The United Nations’ climate change summit kicked off on Sunday in Glasgow, Scotland. Some of the biggest names in world politics — including president Joe Biden and UK prime minister Boris Johnson — are invited to discuss everything from carbon neutrality commitments to new infrastructure that could allow the world to hit the goals laid out in the Paris Agreement.
And to make the long journey, ironically, many of them are resorting to an extremely privileged and polluting form of transportation: private jets. An estimated 400 private planes flew into Glasgow for the event, the BBC reports.
The double standard couldn’t be more obvious. Ahead of voicing their concern about global warming, lawmakers are resorting to a form of transportation responsible for an astonishing amount of carbon pollution, as Gizmodo points out. A mere four hour journey on board a private jet is equivalent to the amount of greenhouse gases being produced by the average European citizen in an entire year.
During the COP26, Biden and several other heads of state urged their allies to negotiate solutions towards lowering carbon emissions and fossil fuels.
After arriving at Prestwick Airport in Scotland Sunday, Bezos and his partner, Lauren Sanchez, met with the Prince of Wales to discuss climate change on the eve of the UN summit. What an important moment.
What is private jet transportation, ultimately — shameless ignorance, leading to potentially damaging coverage in the media, or justified behavior by in-demand public figures?
Some are arguing the latter.

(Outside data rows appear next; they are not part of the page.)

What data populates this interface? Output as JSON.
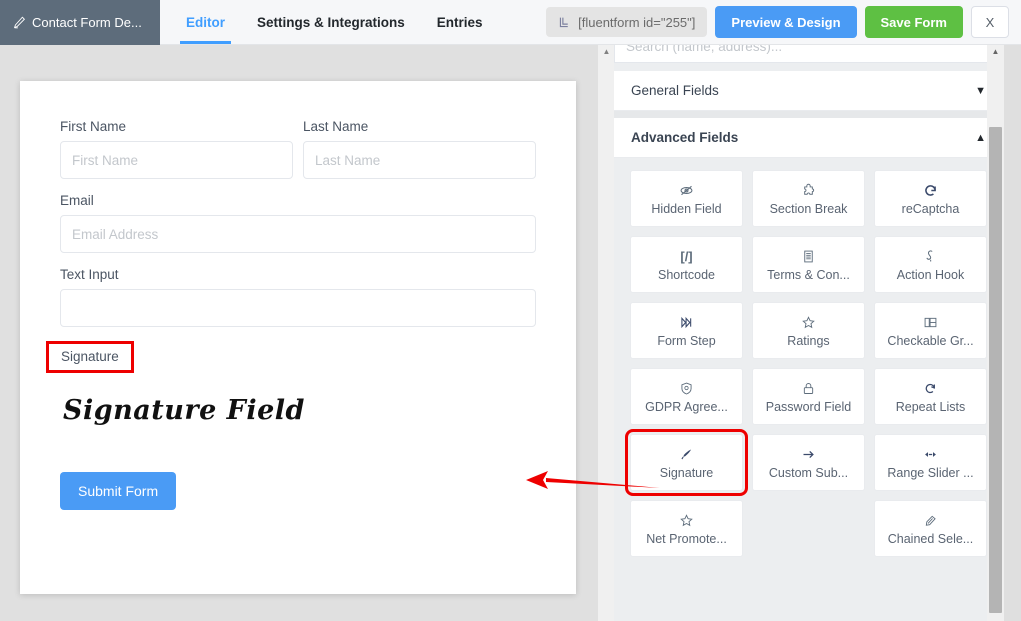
{
  "header": {
    "form_tab": {
      "icon": "pencil-icon",
      "label": "Contact Form De..."
    },
    "tabs": [
      {
        "label": "Editor",
        "active": true
      },
      {
        "label": "Settings & Integrations",
        "active": false
      },
      {
        "label": "Entries",
        "active": false
      }
    ],
    "shortcode": {
      "icon": "shortcode-icon",
      "value": "[fluentform id=\"255\"]"
    },
    "preview_button": "Preview & Design",
    "save_button": "Save Form",
    "close_button": "X"
  },
  "form_preview": {
    "fields": [
      {
        "label": "First Name",
        "placeholder": "First Name",
        "type": "text",
        "half": true
      },
      {
        "label": "Last Name",
        "placeholder": "Last Name",
        "type": "text",
        "half": true
      },
      {
        "label": "Email",
        "placeholder": "Email Address",
        "type": "text",
        "half": false
      },
      {
        "label": "Text Input",
        "placeholder": "",
        "type": "text",
        "half": false
      }
    ],
    "signature": {
      "label": "Signature",
      "rendered_text": "Signature Field",
      "highlighted": true
    },
    "submit_button": "Submit Form"
  },
  "panel": {
    "search_placeholder": "Search (name, address)...",
    "sections": [
      {
        "title": "General Fields",
        "open": false,
        "chevron": "chevron-down-icon"
      },
      {
        "title": "Advanced Fields",
        "open": true,
        "chevron": "chevron-up-icon"
      }
    ],
    "advanced_fields": [
      {
        "label": "Hidden Field",
        "icon": "eye-slash-icon",
        "glyph": "ὄ1",
        "highlight": false
      },
      {
        "label": "Section Break",
        "icon": "puzzle-icon",
        "glyph": "⚙",
        "highlight": false
      },
      {
        "label": "reCaptcha",
        "icon": "recaptcha-icon",
        "glyph": "⟳",
        "highlight": false
      },
      {
        "label": "Shortcode",
        "icon": "code-brackets-icon",
        "glyph": "[/]",
        "highlight": false
      },
      {
        "label": "Terms & Con...",
        "icon": "document-icon",
        "glyph": "☰",
        "highlight": false
      },
      {
        "label": "Action Hook",
        "icon": "hook-icon",
        "glyph": "ʃ",
        "highlight": false
      },
      {
        "label": "Form Step",
        "icon": "skip-forward-icon",
        "glyph": "⏭",
        "highlight": false
      },
      {
        "label": "Ratings",
        "icon": "star-icon",
        "glyph": "☆",
        "highlight": false
      },
      {
        "label": "Checkable Gr...",
        "icon": "checkable-grid-icon",
        "glyph": "⊞",
        "highlight": false
      },
      {
        "label": "GDPR Agree...",
        "icon": "shield-check-icon",
        "glyph": "⛨",
        "highlight": false
      },
      {
        "label": "Password Field",
        "icon": "lock-icon",
        "glyph": "ὑ2",
        "highlight": false
      },
      {
        "label": "Repeat Lists",
        "icon": "repeat-icon",
        "glyph": "↻",
        "highlight": false
      },
      {
        "label": "Signature",
        "icon": "pen-nib-icon",
        "glyph": "✒",
        "highlight": true
      },
      {
        "label": "Custom Sub...",
        "icon": "arrow-right-icon",
        "glyph": "→",
        "highlight": false
      },
      {
        "label": "Range Slider ...",
        "icon": "range-slider-icon",
        "glyph": "◆",
        "highlight": false
      },
      {
        "label": "Net Promote...",
        "icon": "star-outline-icon",
        "glyph": "☆",
        "highlight": false
      },
      {
        "label": "",
        "icon": "",
        "glyph": "",
        "highlight": false
      },
      {
        "label": "Chained Sele...",
        "icon": "chain-icon",
        "glyph": "ὑ7",
        "highlight": false
      }
    ]
  },
  "annotations": {
    "arrow_color": "#ee0000",
    "highlight_color": "#ee0000",
    "arrow_direction": "left"
  }
}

“Given all of the travel required to get here, it even further increases the pressure on the shoulders of world leaders to make sure it’s worth it,” Scotland’s First Minister Nicola Sturgeon told the BBC.
But to many, that point doesn’t amount to much of an argument. In fact, why fly at all when lawmakers and world leaders can hop on a Zoom conference?

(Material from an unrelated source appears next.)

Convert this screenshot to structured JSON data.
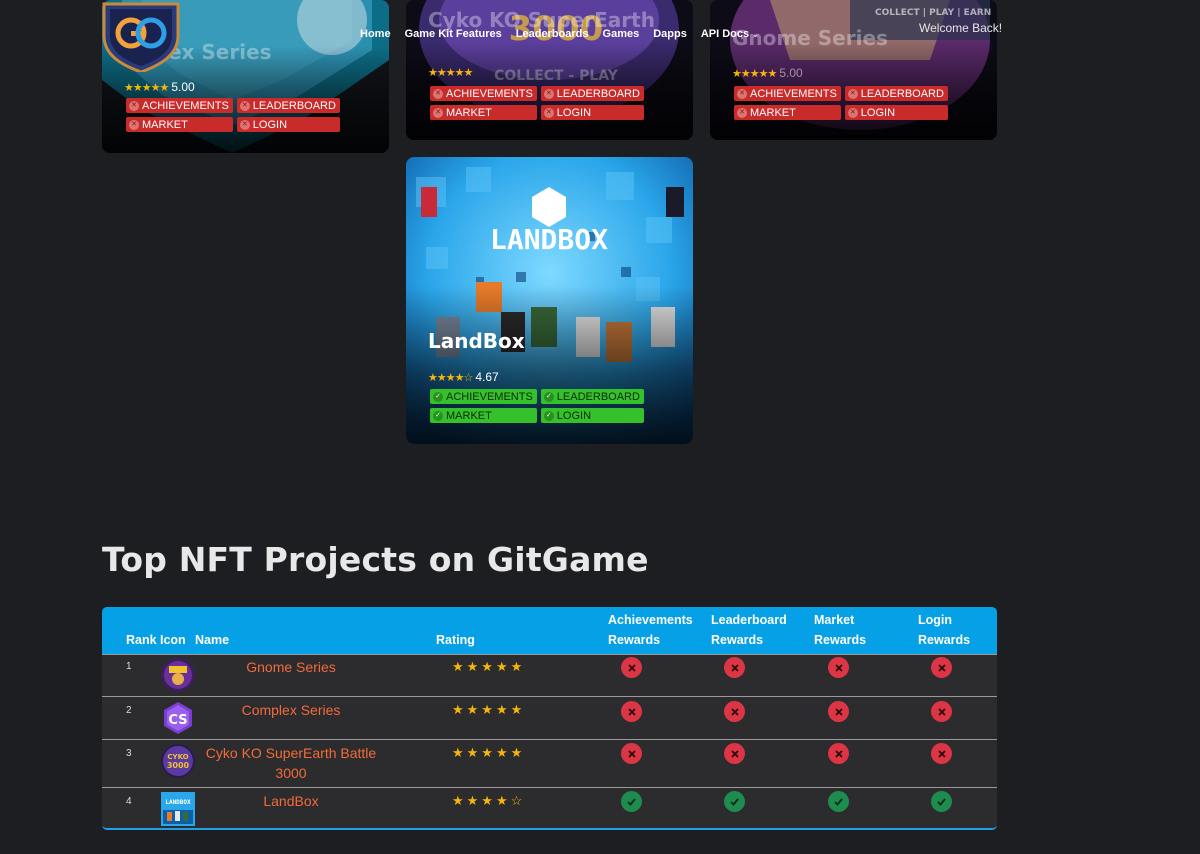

Perhaps it’s time to ban private jet travel outright, as Gizmodo argues — or at least make fliers pay for the extravagant emissions their private air travel is responsible for?